$\begingroup$

So I've been trying to get a good and intuitive feel for the extension of the sine and cosine functions into complex numbers (i.e. $\cos(z)$ where $z=a+bi$), and to do so I've naturally been looking at their definition using exponential functions

$$ \cos(x)=\frac{e^{ix}+e^{i(-x)}}{2} $$ $$ \sin(x)=\frac{e^{ix}-e^{i(-x)}}{2} $$

If we let $f(x)=e^{ix}$ and $g(x)=e^{i(-x)}$ , is there any way to imagine $f(x)$ or $g(x)$ on a purely real plane (or at least their influences that lead them to give "real" $\sin(x)$ and $\cos(x)$ graphs)? I understand that they form a circle when graphed in the complex plane, and to my understanding the cosine function is the real part of $e^{ix}$ while the sine function is the imaginary part when graphed against time, but I'm wondering if there is a more intuitive and less quantitative way to understand the relationship between complex exponential and trigonometric functions.

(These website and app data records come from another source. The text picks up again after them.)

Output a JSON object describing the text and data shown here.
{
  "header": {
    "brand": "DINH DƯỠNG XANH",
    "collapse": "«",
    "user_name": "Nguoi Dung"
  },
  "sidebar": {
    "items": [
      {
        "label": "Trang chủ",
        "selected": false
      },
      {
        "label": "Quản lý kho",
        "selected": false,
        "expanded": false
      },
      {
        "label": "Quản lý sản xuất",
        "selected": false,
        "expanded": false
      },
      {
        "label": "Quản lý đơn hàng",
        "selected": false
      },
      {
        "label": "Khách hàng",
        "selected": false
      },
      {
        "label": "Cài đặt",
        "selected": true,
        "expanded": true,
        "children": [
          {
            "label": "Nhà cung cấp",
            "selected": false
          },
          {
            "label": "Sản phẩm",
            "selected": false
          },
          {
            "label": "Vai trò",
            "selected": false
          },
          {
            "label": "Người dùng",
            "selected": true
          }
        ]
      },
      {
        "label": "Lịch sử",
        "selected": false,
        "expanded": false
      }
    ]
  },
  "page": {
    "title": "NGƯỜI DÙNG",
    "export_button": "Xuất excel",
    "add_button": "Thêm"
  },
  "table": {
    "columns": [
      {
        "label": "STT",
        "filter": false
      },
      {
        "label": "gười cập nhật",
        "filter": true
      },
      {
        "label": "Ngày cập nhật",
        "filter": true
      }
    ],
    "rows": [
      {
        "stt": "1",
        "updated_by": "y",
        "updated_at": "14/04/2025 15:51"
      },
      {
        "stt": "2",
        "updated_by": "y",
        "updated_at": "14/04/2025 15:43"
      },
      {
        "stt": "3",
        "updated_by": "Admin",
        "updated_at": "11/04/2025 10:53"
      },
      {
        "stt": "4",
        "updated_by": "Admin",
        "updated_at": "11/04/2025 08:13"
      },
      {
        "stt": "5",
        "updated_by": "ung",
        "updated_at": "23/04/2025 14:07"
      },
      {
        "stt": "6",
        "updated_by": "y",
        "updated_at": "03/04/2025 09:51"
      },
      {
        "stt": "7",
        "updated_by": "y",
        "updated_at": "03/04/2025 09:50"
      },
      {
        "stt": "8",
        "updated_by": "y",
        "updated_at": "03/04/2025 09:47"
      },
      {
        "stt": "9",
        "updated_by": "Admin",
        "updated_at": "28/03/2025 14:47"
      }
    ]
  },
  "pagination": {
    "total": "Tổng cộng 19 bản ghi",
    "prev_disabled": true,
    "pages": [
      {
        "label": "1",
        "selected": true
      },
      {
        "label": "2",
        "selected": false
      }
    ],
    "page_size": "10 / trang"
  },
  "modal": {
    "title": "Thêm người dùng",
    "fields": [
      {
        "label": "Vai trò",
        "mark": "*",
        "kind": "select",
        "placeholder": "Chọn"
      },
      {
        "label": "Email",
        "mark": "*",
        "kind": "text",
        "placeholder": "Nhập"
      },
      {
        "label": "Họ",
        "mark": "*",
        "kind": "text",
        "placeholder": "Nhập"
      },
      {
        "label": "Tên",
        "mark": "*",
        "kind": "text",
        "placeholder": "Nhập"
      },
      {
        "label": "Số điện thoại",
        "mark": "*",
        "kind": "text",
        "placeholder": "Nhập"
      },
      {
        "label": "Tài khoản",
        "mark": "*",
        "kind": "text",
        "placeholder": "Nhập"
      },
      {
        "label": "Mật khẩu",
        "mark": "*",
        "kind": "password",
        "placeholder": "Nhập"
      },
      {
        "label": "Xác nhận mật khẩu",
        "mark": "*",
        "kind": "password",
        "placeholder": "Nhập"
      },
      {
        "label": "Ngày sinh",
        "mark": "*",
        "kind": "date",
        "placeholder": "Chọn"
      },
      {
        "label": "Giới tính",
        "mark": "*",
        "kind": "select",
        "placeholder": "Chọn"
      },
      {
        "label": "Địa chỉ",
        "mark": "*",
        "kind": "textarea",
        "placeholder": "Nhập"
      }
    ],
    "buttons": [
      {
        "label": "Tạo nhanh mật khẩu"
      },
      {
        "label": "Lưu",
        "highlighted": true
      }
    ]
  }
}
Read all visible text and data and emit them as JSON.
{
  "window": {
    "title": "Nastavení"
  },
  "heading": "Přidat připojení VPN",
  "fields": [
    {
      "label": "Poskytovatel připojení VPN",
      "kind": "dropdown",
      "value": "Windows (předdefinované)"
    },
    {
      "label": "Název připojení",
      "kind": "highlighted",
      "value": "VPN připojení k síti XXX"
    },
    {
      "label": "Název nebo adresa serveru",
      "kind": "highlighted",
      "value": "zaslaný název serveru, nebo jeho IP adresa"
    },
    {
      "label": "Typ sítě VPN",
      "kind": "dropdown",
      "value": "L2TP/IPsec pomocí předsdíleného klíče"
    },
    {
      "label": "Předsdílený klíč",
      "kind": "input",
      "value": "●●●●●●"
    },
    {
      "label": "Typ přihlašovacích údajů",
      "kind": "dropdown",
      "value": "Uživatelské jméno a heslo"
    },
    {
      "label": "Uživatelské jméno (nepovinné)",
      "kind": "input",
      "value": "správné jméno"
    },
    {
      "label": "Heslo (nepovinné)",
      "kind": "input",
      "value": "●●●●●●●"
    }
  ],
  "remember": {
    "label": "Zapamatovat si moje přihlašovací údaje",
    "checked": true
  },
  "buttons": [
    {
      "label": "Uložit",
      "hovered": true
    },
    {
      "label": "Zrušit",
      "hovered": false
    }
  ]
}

$\endgroup$
  • $\begingroup$ With gusto!${}$ $\endgroup$ – user98602 Jul 20 '15 at 5:38
  • $\begingroup$ I would start drawing $f(x)=e^{ix}$ as a 3D curve with axis Z related to the imaginary part of the image. $\endgroup$ – Masacroso Jul 20 '15 at 8:42
2
$\begingroup$

See : http://www.matematicasvisuales.com/english/html/complex/functions/cosine1.html

And the book "Visual Complex Analysis " by Tristan Needham.

| cite | improve this answer | |
$\endgroup$
-1
$\begingroup$

enter image description here![A picture is worth a thousand words and sin z does strange things to a face ]2

A picture is worth a thousand words and sin z does some strange things ~

| cite | improve this answer | |
$\endgroup$

Your Answer

By clicking “Post Your Answer”, you agree to our terms of service, privacy policy and cookie policy

Not the answer you're looking for? Browse other questions tagged or ask your own question.